The European Green Deal and how it affects your business.
Why an EU Green Deal?
Extreme weather events seem to become more and more the rule than the exception. The abstract threat of climate change is being heard and seen more and more often – and closer to home. It is also becoming more and more real. Floods, forest fires, drought. For a long time, these kinds of phenomena were reserved for distant countries, but we, Limburgers, Dutch, Europeans, are increasingly confronted with the capricious change in nature.
Despite the fact that Mark Rutte – unlike his German and Belgian colleagues – does not want to make hard statements about the link between climate change and the recent floods, the European Commission has presented an ambitious roadmap for its climate policy. This Green Deal, aimed at 2030 (‘Fit For 55’) and 2050, considers how Europe can become climate neutral.
This roadmap calls for a number of changes in our thinking, including;
Our view on raw materials. The forecasts show that global consumption of materials such as biomass, fossil fuels, metals and minerals will double in the next 40 years. In addition, annual waste production is expected to increase by 70% by 2050. In short, the linear thinking about raw materials will therefore have to change. The forecasts show that global consumption of materials such as biomass, fossil fuels, metals and minerals will double in the next 40 years. In addition, annual waste production is expected to increase by 70% by 2050. In short, the linear thinking about raw materials will therefore have to change.
Long term thinking. Climate change requires long-term solutions. Because climate change is a long-term and complex challenge, thinking in short-term solutions is not enough. Measures that are now implemented will only take effect after a number of generations.

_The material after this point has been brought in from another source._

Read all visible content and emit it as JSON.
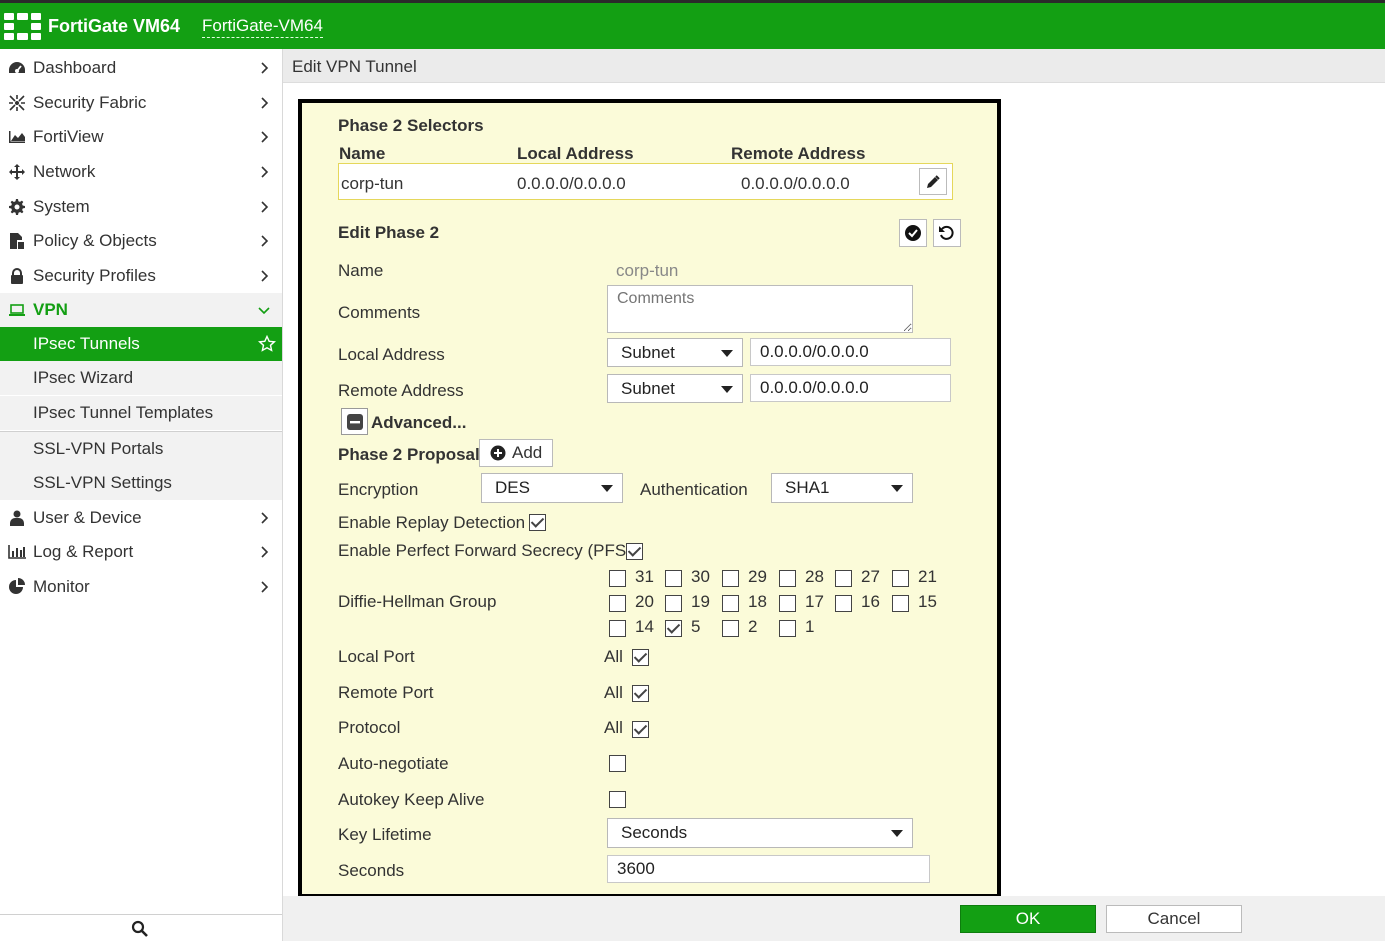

What does the EU green deal say?
Because this change in thinking does not happen by itself, the European Commission has created the Green Deal. The Green Deal outlines a roadmap to make the EU economy more sustainable by turning climate and environmental challenges into opportunities in different policy areas. One of the goals of the Green Deal, for sustainable production, is to stimulate the efficient use of raw materials and materials by switching to a clean and circular economy.
To achieve this, enormous efforts are made to make products more sustainable by looking at the supply chains from which the raw materials for these products come. The Circular Economy Action Plan focuses specifically on this product sustainability and includes initiatives to, for example, extend the life of products in order to reduce the pressure of the increasing demand for raw materials. As part of this plan, there is the Sustainable Products Policy, which should regulate the improvement of products, such as stimulating reuse, reparability and the use of recycled material.
With the Sustainable Products Policy plan, the EU aims to identify appropriate options to regulate the following:
- Improving the durability, reusability, upgradeability and reparability of products, addressing the presence of hazardous chemicals in products and increasing their energy and resource efficiency;
- Increasing the amount of recycled material in products;
- Stimulating refurbishing and high-value recycling;
- Reducing the environmental footprint;
- Limiting single use and combating premature aging;
- Encouraging product-as-a-service or other models where manufacturers retain ownership of the product or responsibility for its performance throughout its lifecycle;
- Reward products based on their different sustainability performance, including by linking high performance levels to incentives.
THE NUMBERS TELL THE TALE
The Green Deal also proposes to substantiate sustainability claims made by companies by actually calculating the environmental footprint of their products, but also their organization. Within the Green Deal, the EU has set up a tool to stimulate sustainable financing. This tool is an aid in the transition to sustainable business operations.
With the tool, the EU therefore wants to encourage companies, project developers and authorities to identify and improve their environmental performance. This means that companies have to map where they currently stand – looking at their environmental performance – in order to be eligible for sustainable investments. One method of doing this is Life Cycle Assessment (LCA). Earlier we wrote a blog about why an LCA is important. The EU Green Deal indicates that it is time for entrepreneurs to take action!
With our services we support entrepreneurs in making an impact. We offer various separate services, or combine them with you into a ROADMAP2030 towards climate neutral by 2030.